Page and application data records

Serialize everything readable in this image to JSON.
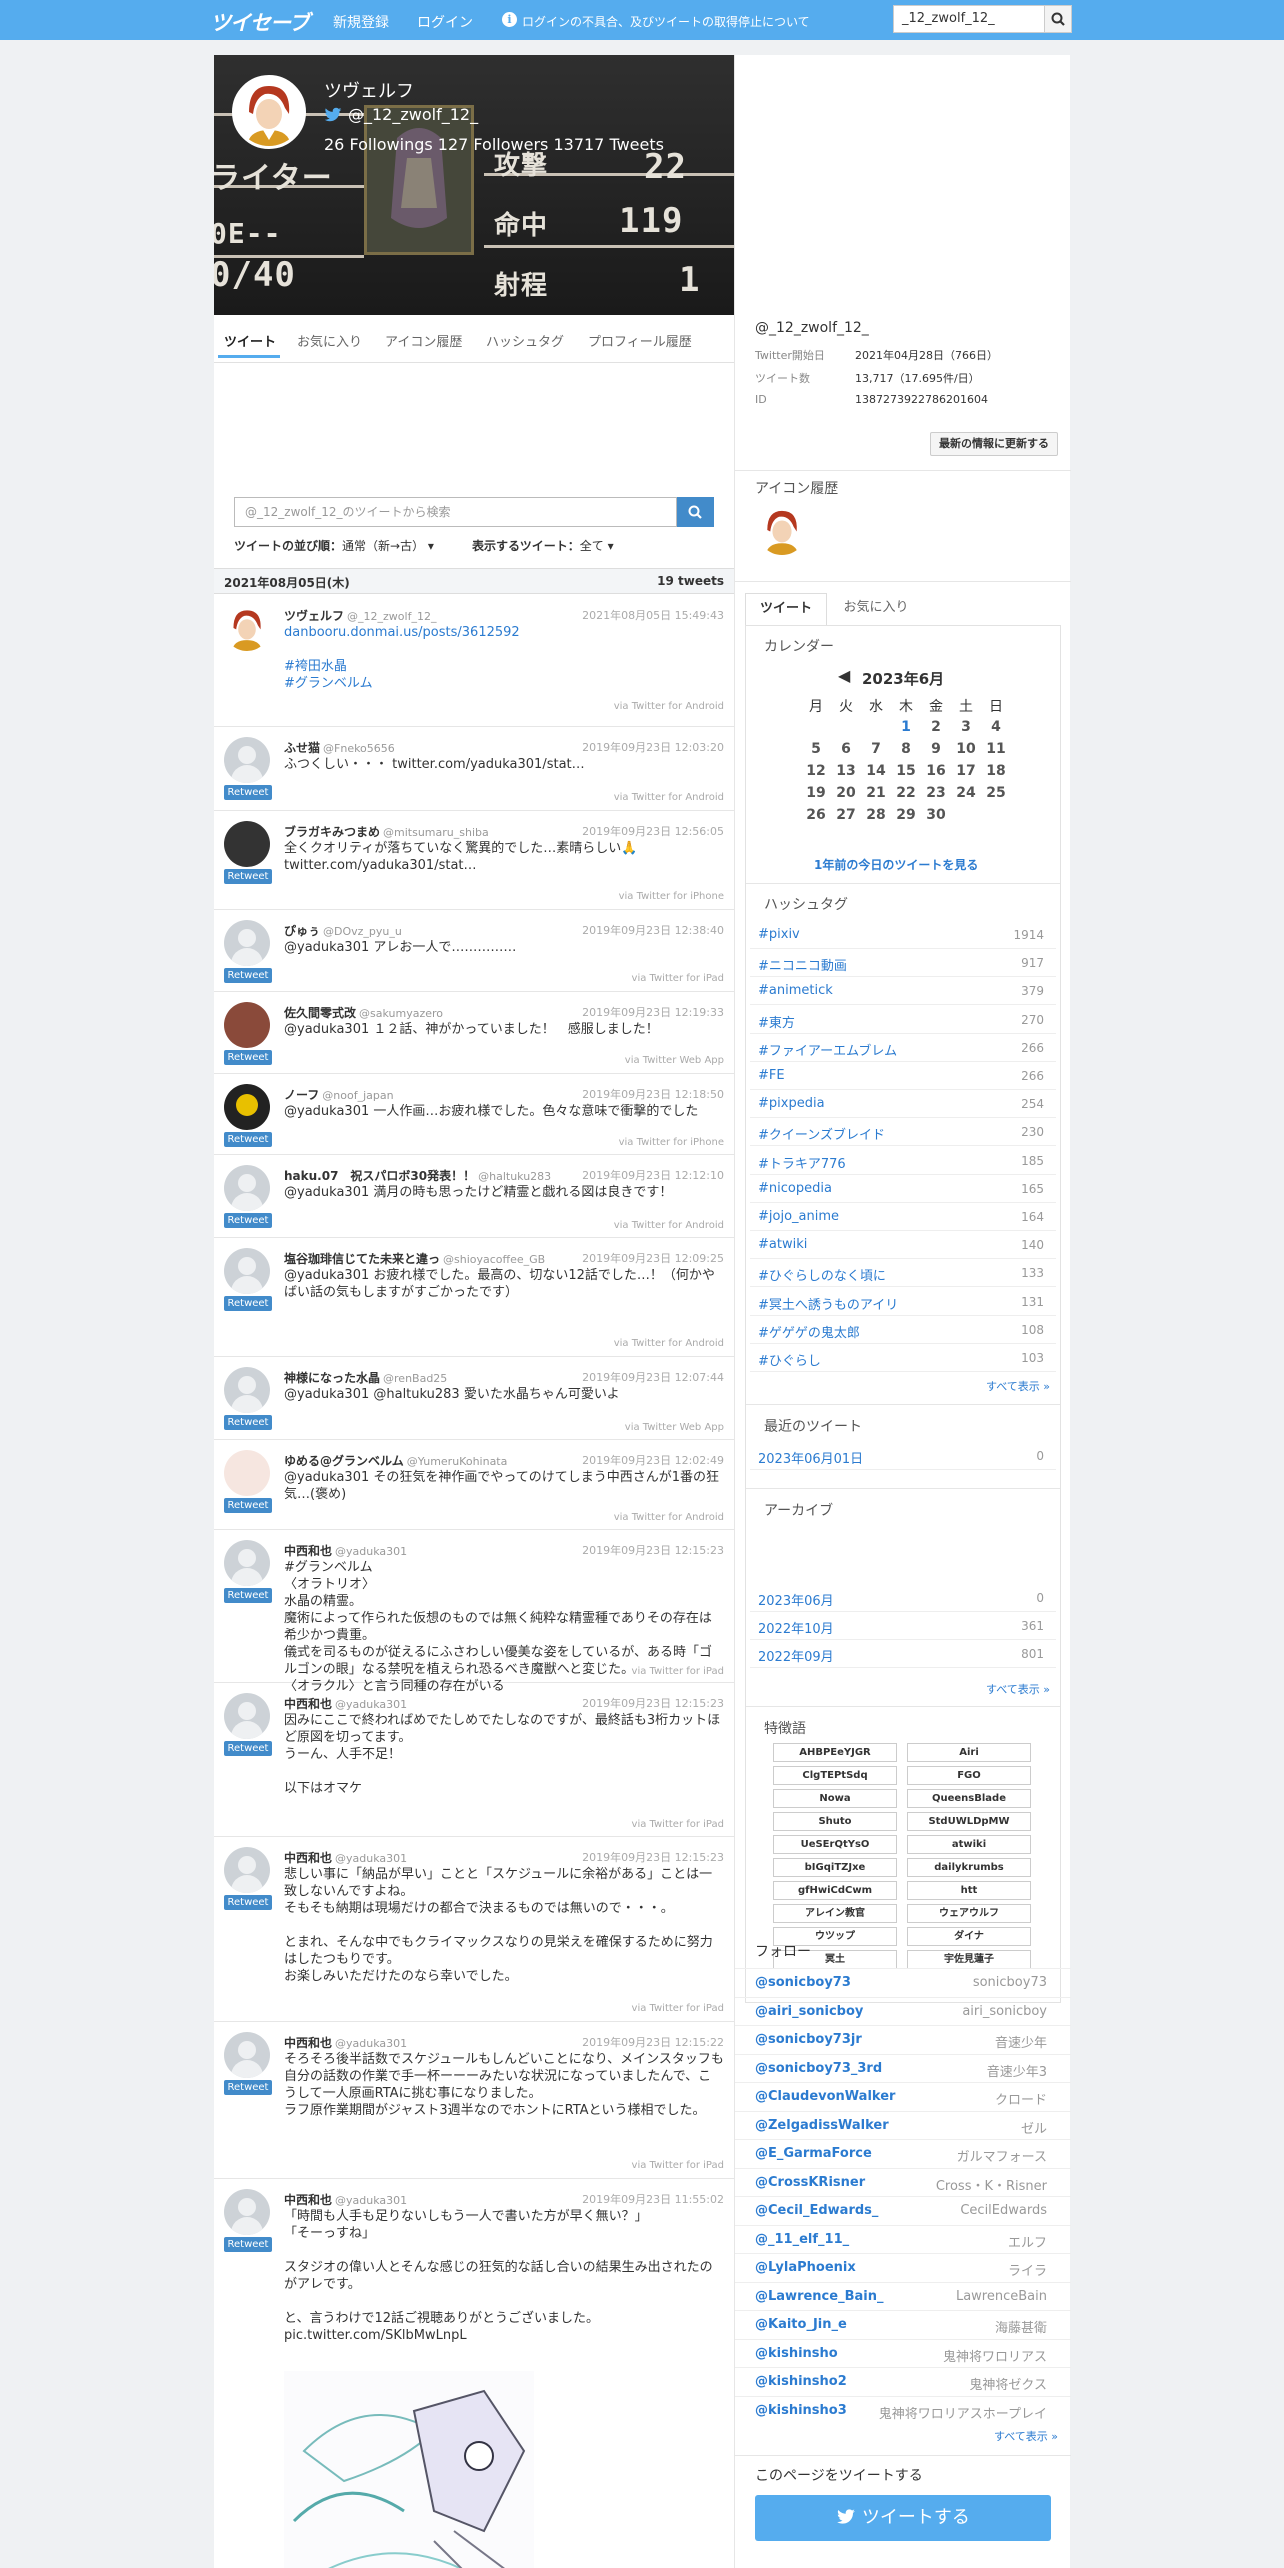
{
  "nav": {
    "logo": "ツイセーブ",
    "register": "新規登録",
    "login": "ログイン",
    "notice": "ログインの不具合、及びツイートの取得停止について",
    "search_value": "_12_zwolf_12_"
  },
  "profile": {
    "name": "ツヴェルフ",
    "handle": "@_12_zwolf_12_",
    "stats": "26 Followings 127 Followers  13717 Tweets",
    "banner_text": [
      "ライター",
      "0E--",
      "0/40",
      "攻撃",
      "22",
      "命中",
      "119",
      "射程",
      "1"
    ]
  },
  "tabs": [
    "ツイート",
    "お気に入り",
    "アイコン履歴",
    "ハッシュタグ",
    "プロフィール履歴"
  ],
  "search": {
    "placeholder": "@_12_zwolf_12_のツイートから検索"
  },
  "sort": {
    "order_label": "ツイートの並び順：",
    "order_value": "通常（新→古）",
    "show_label": "表示するツイート：",
    "show_value": "全て"
  },
  "date_header": {
    "date": "2021年08月05日(木)",
    "count": "19 tweets"
  },
  "tweets": [
    {
      "name": "ツヴェルフ",
      "handle": "@_12_zwolf_12_",
      "time": "2021年08月05日 15:49:43",
      "body": "danbooru.donmai.us/posts/3612592\n\n#袴田水晶\n#グランベルム",
      "via": "via Twitter for Android",
      "retweet": ""
    },
    {
      "name": "ふせ猫",
      "handle": "@Fneko5656",
      "time": "2019年09月23日 12:03:20",
      "body": "ふつくしい・・・ twitter.com/yaduka301/stat…",
      "via": "via Twitter for Android",
      "retweet": "Retweet"
    },
    {
      "name": "ブラガキみつまめ",
      "handle": "@mitsumaru_shiba",
      "time": "2019年09月23日 12:56:05",
      "body": "全くクオリティが落ちていなく驚異的でした…素晴らしい🙏 twitter.com/yaduka301/stat…",
      "via": "via Twitter for iPhone",
      "retweet": "Retweet"
    },
    {
      "name": "ぴゅぅ",
      "handle": "@DOvz_pyu_u",
      "time": "2019年09月23日 12:38:40",
      "body": "@yaduka301 アレお一人で……………",
      "via": "via Twitter for iPad",
      "retweet": "Retweet"
    },
    {
      "name": "佐久間零式改",
      "handle": "@sakumyazero",
      "time": "2019年09月23日 12:19:33",
      "body": "@yaduka301 １２話、神がかっていました！　感服しました！",
      "via": "via Twitter Web App",
      "retweet": "Retweet"
    },
    {
      "name": "ノーフ",
      "handle": "@noof_japan",
      "time": "2019年09月23日 12:18:50",
      "body": "@yaduka301 一人作画…お疲れ様でした。色々な意味で衝撃的でした",
      "via": "via Twitter for iPhone",
      "retweet": "Retweet"
    },
    {
      "name": "haku.07　祝スパロボ30発表！！",
      "handle": "@haltuku283",
      "time": "2019年09月23日 12:12:10",
      "body": "@yaduka301 満月の時も思ったけど精霊と戯れる図は良きです！",
      "via": "via Twitter for Android",
      "retweet": "Retweet"
    },
    {
      "name": "塩谷珈琲信じてた未来と違っ",
      "handle": "@shioyacoffee_GB",
      "time": "2019年09月23日 12:09:25",
      "body": "@yaduka301 お疲れ様でした。最高の、切ない12話でした…！（何かやばい話の気もしますがすごかったです）",
      "via": "via Twitter for Android",
      "retweet": "Retweet"
    },
    {
      "name": "神様になった水晶",
      "handle": "@renBad25",
      "time": "2019年09月23日 12:07:44",
      "body": "@yaduka301 @haltuku283 愛いた水晶ちゃん可愛いよ",
      "via": "via Twitter Web App",
      "retweet": "Retweet"
    },
    {
      "name": "ゆめる@グランベルム",
      "handle": "@YumeruKohinata",
      "time": "2019年09月23日 12:02:49",
      "body": "@yaduka301 その狂気を神作画でやってのけてしまう中西さんが1番の狂気…(褒め)",
      "via": "via Twitter for Android",
      "retweet": "Retweet"
    },
    {
      "name": "中西和也",
      "handle": "@yaduka301",
      "time": "2019年09月23日 12:15:23",
      "body": "#グランベルム\n〈オラトリオ〉\n水晶の精霊。\n魔術によって作られた仮想のものでは無く純粋な精霊種でありその存在は希少かつ貴重。\n儀式を司るものが従えるにふさわしい優美な姿をしているが、ある時「ゴルゴンの眼」なる禁呪を植えられ恐るべき魔獣へと変じた。\n〈オラクル〉と言う同種の存在がいる",
      "via": "via Twitter for iPad",
      "retweet": "Retweet"
    },
    {
      "name": "中西和也",
      "handle": "@yaduka301",
      "time": "2019年09月23日 12:15:23",
      "body": "因みにここで終わればめでたしめでたしなのですが、最終話も3桁カットほど原図を切ってます。\nうーん、人手不足！\n\n以下はオマケ",
      "via": "via Twitter for iPad",
      "retweet": "Retweet"
    },
    {
      "name": "中西和也",
      "handle": "@yaduka301",
      "time": "2019年09月23日 12:15:23",
      "body": "悲しい事に「納品が早い」ことと「スケジュールに余裕がある」ことは一致しないんですよね。\nそもそも納期は現場だけの都合で決まるものでは無いので・・・。\n\nとまれ、そんな中でもクライマックスなりの見栄えを確保するために努力はしたつもりです。\nお楽しみいただけたのなら幸いでした。",
      "via": "via Twitter for iPad",
      "retweet": "Retweet"
    },
    {
      "name": "中西和也",
      "handle": "@yaduka301",
      "time": "2019年09月23日 12:15:22",
      "body": "そろそろ後半話数でスケジュールもしんどいことになり、メインスタッフも自分の話数の作業で手一杯ーーーみたいな状況になっていましたんで、こうして一人原画RTAに挑む事になりました。\nラフ原作業期間がジャスト3週半なのでホントにRTAという様相でした。",
      "via": "via Twitter for iPad",
      "retweet": "Retweet"
    },
    {
      "name": "中西和也",
      "handle": "@yaduka301",
      "time": "2019年09月23日 11:55:02",
      "body": "「時間も人手も足りないしもう一人で書いた方が早く無い？」\n「そーっすね」\n\nスタジオの偉い人とそんな感じの狂気的な話し合いの結果生み出されたのがアレです。\n\nと、言うわけで12話ご視聴ありがとうございました。 pic.twitter.com/SKlbMwLnpL",
      "via": "",
      "retweet": "Retweet"
    }
  ],
  "sidebar": {
    "handle": "@_12_zwolf_12_",
    "info": [
      {
        "k": "Twitter開始日",
        "v": "2021年04月28日（766日）"
      },
      {
        "k": "ツイート数",
        "v": "13,717（17.695件/日）"
      },
      {
        "k": "ID",
        "v": "1387273922786201604"
      }
    ],
    "update_button": "最新の情報に更新する",
    "icon_history_title": "アイコン履歴",
    "tabs": [
      "ツイート",
      "お気に入り"
    ],
    "calendar": {
      "title": "カレンダー",
      "month": "2023年6月",
      "weekdays": [
        "月",
        "火",
        "水",
        "木",
        "金",
        "土",
        "日"
      ],
      "weeks": [
        [
          "",
          "",
          "",
          "1",
          "2",
          "3",
          "4"
        ],
        [
          "5",
          "6",
          "7",
          "8",
          "9",
          "10",
          "11"
        ],
        [
          "12",
          "13",
          "14",
          "15",
          "16",
          "17",
          "18"
        ],
        [
          "19",
          "20",
          "21",
          "22",
          "23",
          "24",
          "25"
        ],
        [
          "26",
          "27",
          "28",
          "29",
          "30",
          "",
          ""
        ]
      ],
      "link": "1年前の今日のツイートを見る",
      "highlight": "1"
    },
    "hashtags_title": "ハッシュタグ",
    "hashtags": [
      {
        "k": "#pixiv",
        "v": "1914"
      },
      {
        "k": "#ニコニコ動画",
        "v": "917"
      },
      {
        "k": "#animetick",
        "v": "379"
      },
      {
        "k": "#東方",
        "v": "270"
      },
      {
        "k": "#ファイアーエムブレム",
        "v": "266"
      },
      {
        "k": "#FE",
        "v": "266"
      },
      {
        "k": "#pixpedia",
        "v": "254"
      },
      {
        "k": "#クイーンズブレイド",
        "v": "230"
      },
      {
        "k": "#トラキア776",
        "v": "185"
      },
      {
        "k": "#nicopedia",
        "v": "165"
      },
      {
        "k": "#jojo_anime",
        "v": "164"
      },
      {
        "k": "#atwiki",
        "v": "140"
      },
      {
        "k": "#ひぐらしのなく頃に",
        "v": "133"
      },
      {
        "k": "#冥土へ誘うものアイリ",
        "v": "131"
      },
      {
        "k": "#ゲゲゲの鬼太郎",
        "v": "108"
      },
      {
        "k": "#ひぐらし",
        "v": "103"
      }
    ],
    "see_all": "すべて表示 »",
    "recent_title": "最近のツイート",
    "recent": [
      {
        "k": "2023年06月01日",
        "v": "0"
      }
    ],
    "archive_title": "アーカイブ",
    "archive": [
      {
        "k": "2023年06月",
        "v": "0"
      },
      {
        "k": "2022年10月",
        "v": "361"
      },
      {
        "k": "2022年09月",
        "v": "801"
      }
    ],
    "features_title": "特徴語",
    "features": [
      "AHBPEeYJGR",
      "Airi",
      "ClgTEPtSdq",
      "FGO",
      "Nowa",
      "QueensBlade",
      "Shuto",
      "StdUWLDpMW",
      "UeSErQtYsO",
      "atwiki",
      "bIGqiTZJxe",
      "dailykrumbs",
      "gfHwiCdCwm",
      "htt",
      "アレイン教官",
      "ウェアウルフ",
      "ウツップ",
      "ダイナ",
      "冥土",
      "宇佐見蓮子"
    ],
    "follow_title": "フォロー",
    "follows": [
      {
        "k": "@sonicboy73",
        "v": "sonicboy73"
      },
      {
        "k": "@airi_sonicboy",
        "v": "airi_sonicboy"
      },
      {
        "k": "@sonicboy73jr",
        "v": "音速少年"
      },
      {
        "k": "@sonicboy73_3rd",
        "v": "音速少年3"
      },
      {
        "k": "@ClaudevonWalker",
        "v": "クロード"
      },
      {
        "k": "@ZelgadissWalker",
        "v": "ゼル"
      },
      {
        "k": "@E_GarmaForce",
        "v": "ガルマフォース"
      },
      {
        "k": "@CrossKRisner",
        "v": "Cross・K・Risner"
      },
      {
        "k": "@Cecil_Edwards_",
        "v": "CecilEdwards"
      },
      {
        "k": "@_11_elf_11_",
        "v": "エルフ"
      },
      {
        "k": "@LylaPhoenix",
        "v": "ライラ"
      },
      {
        "k": "@Lawrence_Bain_",
        "v": "LawrenceBain"
      },
      {
        "k": "@Kaito_Jin_e",
        "v": "海藤甚衛"
      },
      {
        "k": "@kishinsho",
        "v": "鬼神将ワロリアス"
      },
      {
        "k": "@kishinsho2",
        "v": "鬼神将ゼクス"
      },
      {
        "k": "@kishinsho3",
        "v": "鬼神将ワロリアスホープレイ"
      }
    ],
    "tweet_page_title": "このページをツイートする",
    "tweet_button": "ツイートする"
  }
}
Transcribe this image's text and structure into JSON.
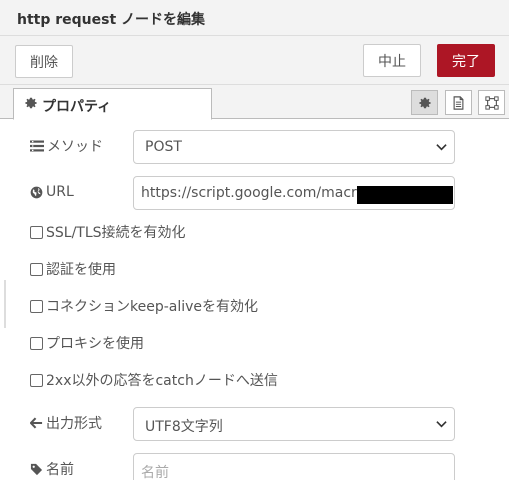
{
  "dialog": {
    "title": "http request ノードを編集"
  },
  "toolbar": {
    "delete_label": "削除",
    "cancel_label": "中止",
    "done_label": "完了"
  },
  "tabs": {
    "properties_label": "プロパティ"
  },
  "form": {
    "method": {
      "label": "メソッド",
      "value": "POST"
    },
    "url": {
      "label": "URL",
      "value": "https://script.google.com/macros/s/"
    },
    "checkboxes": [
      {
        "label": "SSL/TLS接続を有効化",
        "checked": false
      },
      {
        "label": "認証を使用",
        "checked": false
      },
      {
        "label": "コネクションkeep-aliveを有効化",
        "checked": false
      },
      {
        "label": "プロキシを使用",
        "checked": false
      },
      {
        "label": "2xx以外の応答をcatchノードへ送信",
        "checked": false
      }
    ],
    "output": {
      "label": "出力形式",
      "value": "UTF8文字列"
    },
    "name": {
      "label": "名前",
      "placeholder": "名前"
    }
  },
  "colors": {
    "primary": "#ad1625",
    "toolbar_bg": "#f3f3f3",
    "border": "#cccccc"
  },
  "icons": {
    "tab": "gear-icon",
    "method": "list-icon",
    "url": "globe-icon",
    "output": "arrow-left-icon",
    "name": "tag-icon"
  }
}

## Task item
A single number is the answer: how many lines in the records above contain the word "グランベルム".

## Your response
3